The use of armed drones in the border areas of Pakistan is a continued violation of our sovereignty, international law, and international human rights and humanitarian law. In this context, the UN Secretary General has called for adherence to the recognized principles of distinction and proportionality.

The use of drones results in casualties of innocent men, women and children leading to disaffection, alienation, and psycho-social trauma among the population centers hit by drones. It is also detrimental to our efforts to conduct dialogue and eliminate extremism and terrorism.

The Prime Minister of Pakistan, Mr. Nawaz Sharif, has called for the immediate cessation of drone strikes against Pakistan's territory.

Mr. President,

Pakistan fully supports the shared goal of preventing proliferation of weapons of mass destruction to non-state actors. The 1540 Committee and its Group of Experts play a complementary role to the treaty-based regimes and international organizations on non-proliferation issues.

Full implementation by States Parties of their respective obligations arising from relevant WMD treaties// including implementation of Resolution 1540 by all States is essential and urgent.

Pakistan will continue to be an active partner of the international community in this effort.

Pakistan supports the measures undertaken by the 1540 Committee and its experts in such areas as awareness raising, outreach, implementation, assistance and capacity building.

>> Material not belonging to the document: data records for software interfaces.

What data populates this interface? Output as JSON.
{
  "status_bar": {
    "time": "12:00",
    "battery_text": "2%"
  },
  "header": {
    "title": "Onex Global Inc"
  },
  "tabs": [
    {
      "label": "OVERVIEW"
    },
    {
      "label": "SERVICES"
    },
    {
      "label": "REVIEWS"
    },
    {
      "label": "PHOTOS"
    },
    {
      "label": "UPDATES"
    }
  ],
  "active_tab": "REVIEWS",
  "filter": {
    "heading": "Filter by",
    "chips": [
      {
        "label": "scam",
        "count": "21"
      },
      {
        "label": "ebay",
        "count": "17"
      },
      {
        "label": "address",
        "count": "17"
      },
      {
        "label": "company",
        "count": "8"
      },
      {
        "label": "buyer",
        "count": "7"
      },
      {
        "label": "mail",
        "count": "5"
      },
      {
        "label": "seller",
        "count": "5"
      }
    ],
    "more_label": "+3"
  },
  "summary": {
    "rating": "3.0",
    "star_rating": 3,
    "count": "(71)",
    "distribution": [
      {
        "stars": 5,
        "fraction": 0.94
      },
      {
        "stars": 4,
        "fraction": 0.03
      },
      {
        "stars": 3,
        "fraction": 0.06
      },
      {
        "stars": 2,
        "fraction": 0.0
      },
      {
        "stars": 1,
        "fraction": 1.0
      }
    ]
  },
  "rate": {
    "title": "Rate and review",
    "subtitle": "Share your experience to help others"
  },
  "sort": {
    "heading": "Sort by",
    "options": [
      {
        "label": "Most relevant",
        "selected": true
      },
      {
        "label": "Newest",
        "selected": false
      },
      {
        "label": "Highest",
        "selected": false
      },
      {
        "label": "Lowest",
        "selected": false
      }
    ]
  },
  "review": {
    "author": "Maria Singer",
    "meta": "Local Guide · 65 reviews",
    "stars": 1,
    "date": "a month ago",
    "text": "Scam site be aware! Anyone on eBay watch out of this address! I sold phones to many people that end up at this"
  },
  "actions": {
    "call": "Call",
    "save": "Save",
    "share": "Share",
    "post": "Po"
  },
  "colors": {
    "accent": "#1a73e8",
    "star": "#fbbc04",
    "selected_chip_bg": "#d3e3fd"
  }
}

The long-term impact and success of the 1540 Committee, in our view, depends on the role that the Committee can play in mobilizing assistance for Member States. As the Committee promotes universal reporting and implementation, assistance and capacity building will serve as anchors for such activities.

Pakistan supports efforts to promote cooperation and coordination between the subsidiary bodies of the Council and their respective Expert Groups. This objective is best advanced when joint activities are conducted with close consultation with all Council members and are consistent with the mandate and nature of the work of each subsidiary body and experts group.

I thank you Mr. President.